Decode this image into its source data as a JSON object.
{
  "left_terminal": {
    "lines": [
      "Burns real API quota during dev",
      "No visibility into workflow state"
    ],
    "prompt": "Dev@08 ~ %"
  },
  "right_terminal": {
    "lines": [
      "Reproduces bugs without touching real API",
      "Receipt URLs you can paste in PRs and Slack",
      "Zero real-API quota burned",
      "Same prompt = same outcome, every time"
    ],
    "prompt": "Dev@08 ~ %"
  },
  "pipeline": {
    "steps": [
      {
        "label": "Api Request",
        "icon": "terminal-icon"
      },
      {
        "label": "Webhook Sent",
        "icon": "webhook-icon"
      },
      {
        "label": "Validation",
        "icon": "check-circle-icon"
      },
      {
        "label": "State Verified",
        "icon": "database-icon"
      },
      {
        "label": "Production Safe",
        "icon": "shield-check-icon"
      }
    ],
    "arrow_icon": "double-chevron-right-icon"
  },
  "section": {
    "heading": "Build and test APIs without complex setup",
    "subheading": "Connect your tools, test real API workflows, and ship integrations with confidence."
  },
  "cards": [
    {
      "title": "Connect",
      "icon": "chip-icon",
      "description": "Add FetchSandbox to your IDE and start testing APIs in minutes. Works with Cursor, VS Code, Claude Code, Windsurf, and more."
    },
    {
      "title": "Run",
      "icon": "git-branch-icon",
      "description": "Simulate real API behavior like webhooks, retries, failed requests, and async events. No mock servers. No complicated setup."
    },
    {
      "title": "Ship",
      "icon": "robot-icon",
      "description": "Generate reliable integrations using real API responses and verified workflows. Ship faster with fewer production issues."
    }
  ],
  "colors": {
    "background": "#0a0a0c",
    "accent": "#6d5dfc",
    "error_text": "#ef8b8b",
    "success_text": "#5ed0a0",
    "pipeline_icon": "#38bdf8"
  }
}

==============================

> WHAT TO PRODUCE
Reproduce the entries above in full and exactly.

> OUTPUT OF THE EXERCISE
Decode this image into its source data as a JSON object.
{
  "left_terminal": {
    "lines": [
      "Burns real API quota during dev",
      "No visibility into workflow state"
    ],
    "prompt": "Dev@08 ~ %"
  },
  "right_terminal": {
    "lines": [
      "Reproduces bugs without touching real API",
      "Receipt URLs you can paste in PRs and Slack",
      "Zero real-API quota burned",
      "Same prompt = same outcome, every time"
    ],
    "prompt": "Dev@08 ~ %"
  },
  "pipeline": {
    "steps": [
      {
        "label": "Api Request",
        "icon": "terminal-icon"
      },
      {
        "label": "Webhook Sent",
        "icon": "webhook-icon"
      },
      {
        "label": "Validation",
        "icon": "check-circle-icon"
      },
      {
        "label": "State Verified",
        "icon": "database-icon"
      },
      {
        "label": "Production Safe",
        "icon": "shield-check-icon"
      }
    ],
    "arrow_icon": "double-chevron-right-icon"
  },
  "section": {
    "heading": "Build and test APIs without complex setup",
    "subheading": "Connect your tools, test real API workflows, and ship integrations with confidence."
  },
  "cards": [
    {
      "title": "Connect",
      "icon": "chip-icon",
      "description": "Add FetchSandbox to your IDE and start testing APIs in minutes. Works with Cursor, VS Code, Claude Code, Windsurf, and more."
    },
    {
      "title": "Run",
      "icon": "git-branch-icon",
      "description": "Simulate real API behavior like webhooks, retries, failed requests, and async events. No mock servers. No complicated setup."
    },
    {
      "title": "Ship",
      "icon": "robot-icon",
      "description": "Generate reliable integrations using real API responses and verified workflows. Ship faster with fewer production issues."
    }
  ],
  "colors": {
    "background": "#0a0a0c",
    "accent": "#6d5dfc",
    "error_text": "#ef8b8b",
    "success_text": "#5ed0a0",
    "pipeline_icon": "#38bdf8"
  }
}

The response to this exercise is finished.